None of the finalists received more votes than the Environmental Protection Agency's How's My Waterway app.
EPA's two-year-old effort to make water pollution data easier to understand and find won the "shark tank" competition against seven other finalists.
|Other award winners:|
|Citizen impact award: FEMA's Integrated Public Alert and Warning System|
|Incubator award: Patient Buddy by Creative Information Technology Inc.|
|High risk, high rewards award: Customs and Border Protection's IRIS pilot|
|Recycle, reduce, reuse award: The Small Business Administration and the Commerce Department's BusinessUSA portal|
|Disruptive award: Mitre's Full Motion Video Optical Navigation Targeting|
The website and app received the most votes from the more than 400 government and industry attendees. EPA's Doug Norton, the program manager for How's My Waterway?, presented to a panel of industry and federal judges how the agency built the site and the benefits it provides to the public.
"How's My Waterway? is really something that is designed to help people understand in plain English, what is the condition of their local waterways near their own communities," Norton said in an interview with Federal News Radio after winning the top award. "This information has been available for a long time in scientific databases, but not in the types of common languages that people are able to understand. So our main effort was not to change any of the data, not to change any of the science or not to change any of the information that comes from states to EPA — rather, to make it more accessible and make it more understandable. And that's what we did with this design."

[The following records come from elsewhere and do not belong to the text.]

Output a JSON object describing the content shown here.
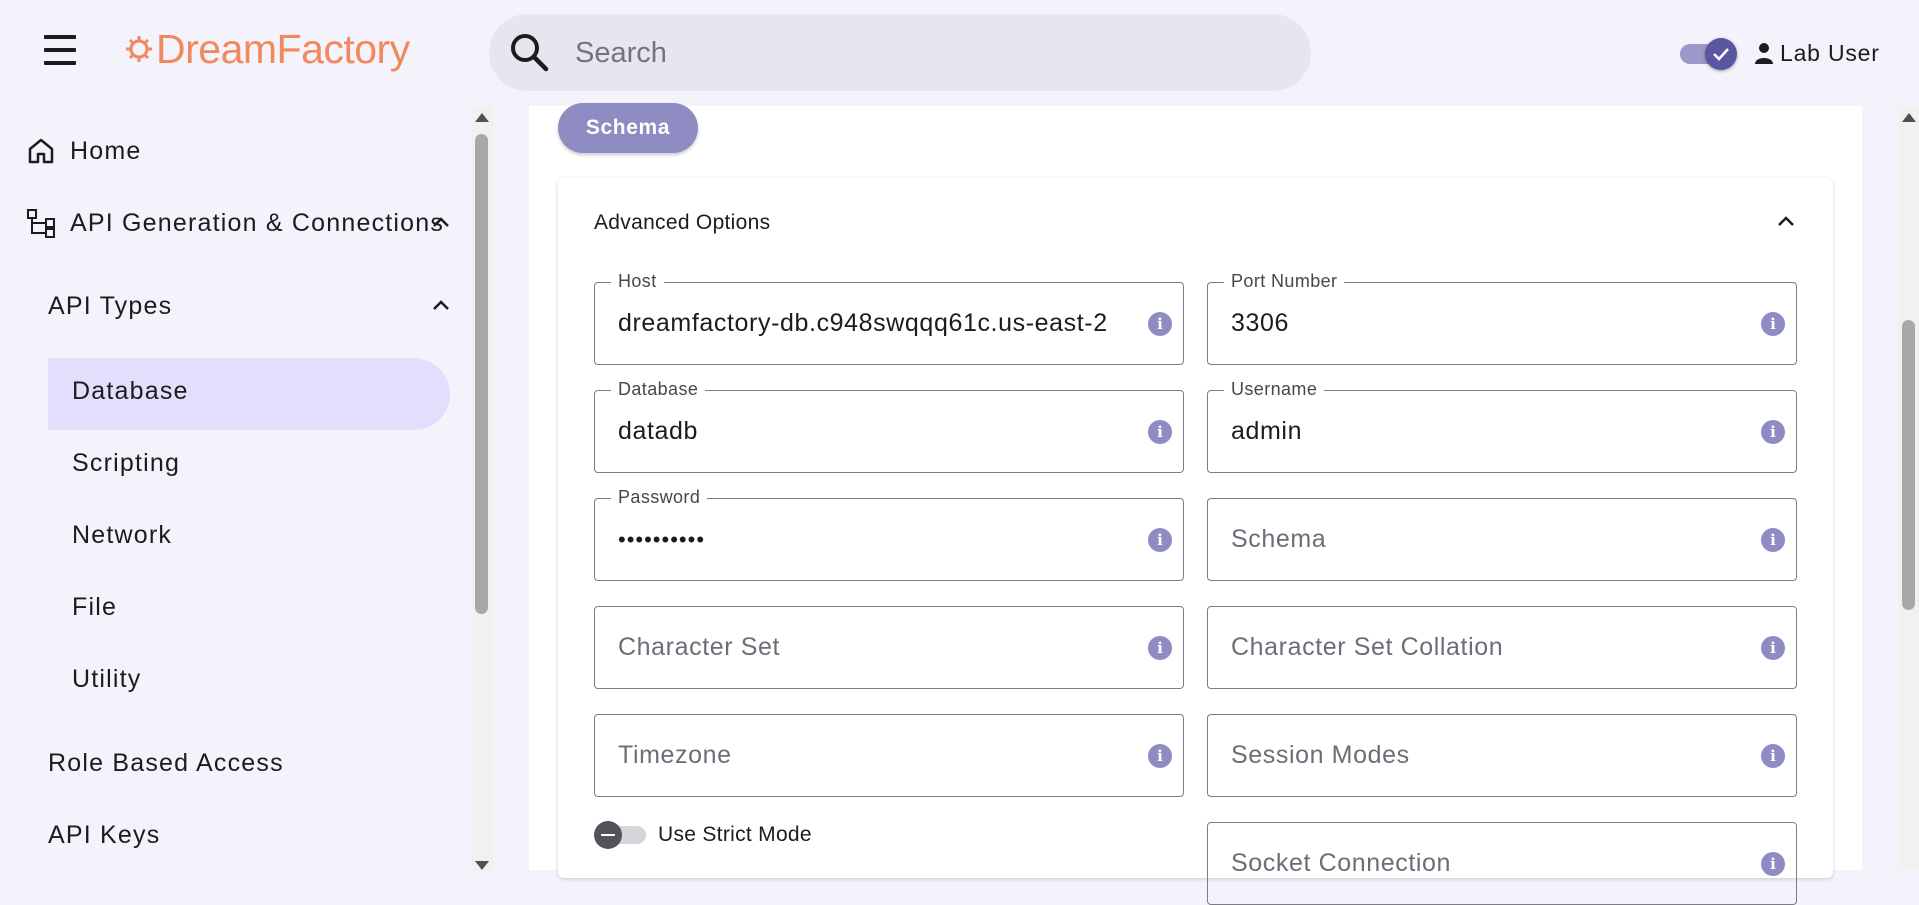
{
  "header": {
    "logo_text": "DreamFactory",
    "search_placeholder": "Search",
    "user_name": "Lab User"
  },
  "sidebar": {
    "home": "Home",
    "api_generation": "API Generation & Connections",
    "api_types": "API Types",
    "items": [
      {
        "label": "Database",
        "active": true
      },
      {
        "label": "Scripting"
      },
      {
        "label": "Network"
      },
      {
        "label": "File"
      },
      {
        "label": "Utility"
      }
    ],
    "role_based_access": "Role Based Access",
    "api_keys": "API Keys"
  },
  "main": {
    "schema_button": "Schema",
    "advanced_options_title": "Advanced Options",
    "fields": {
      "host": {
        "label": "Host",
        "value": "dreamfactory-db.c948swqqq61c.us-east-2"
      },
      "port": {
        "label": "Port Number",
        "value": "3306"
      },
      "database": {
        "label": "Database",
        "value": "datadb"
      },
      "username": {
        "label": "Username",
        "value": "admin"
      },
      "password": {
        "label": "Password",
        "value": "••••••••••"
      },
      "schema": {
        "placeholder": "Schema"
      },
      "character_set": {
        "placeholder": "Character Set"
      },
      "character_set_collation": {
        "placeholder": "Character Set Collation"
      },
      "timezone": {
        "placeholder": "Timezone"
      },
      "session_modes": {
        "placeholder": "Session Modes"
      },
      "socket_connection": {
        "placeholder": "Socket Connection"
      }
    },
    "strict_mode_label": "Use Strict Mode",
    "strict_mode_on": false
  },
  "colors": {
    "brand_orange": "#f08a5d",
    "accent_purple": "#8e8cc2",
    "active_nav_bg": "#e1dffb",
    "background": "#f4f2fb"
  },
  "icons": {
    "menu": "hamburger-icon",
    "search": "search-icon",
    "home": "home-icon",
    "api": "hierarchy-icon",
    "user": "person-icon",
    "info": "info-icon"
  }
}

Norton said users choose a location of interest anywhere in the country and receive information about a 10x10-mile area with details about the health of the streams, lakes and rivers.
"You'll see whether they've been assessed, and if they've been assessed, whether they are polluted or healthy," he said. "What follows that initial search that just identifies the basics about each one of the waters and their conditions, when you choose one waterway for a little more detail, then you can go in there and find out, well, if it's polluted, what are the pollutants? What kinds of things are the problems in this waterway? But not only that, which is unfortunately the bad news part, the good news that goes along with that is what's being done about this."
The application uses touch interaction and GPS technologies to help users zero in on the area they want to know more about.
Norton said EPA tested the app out with groups that work with citizens and others about water health.
"We tried to not only accompany that with all the plain English writing that we could do and vetted that with many different reviewers, both technical and non-technical," he said. "But in addition, we made sure this was quick messaging as well. We could really boil this down and find out what people really wanted to know the most. They were things like, 'What is this really? Can it hurt me? What does it do to harm the environment? And what can I do about it as a citizen?'"
EPA's How's My Waterway? stood out among the judges for several reasons.
"Water quality is a huge issue and this app is just fabulous," said Dave McClure, the associate administrator in the Office of Citizen Services and Innovative Technologies at the General Services Administration. "It takes complicated data and makes it so the average citizen can use."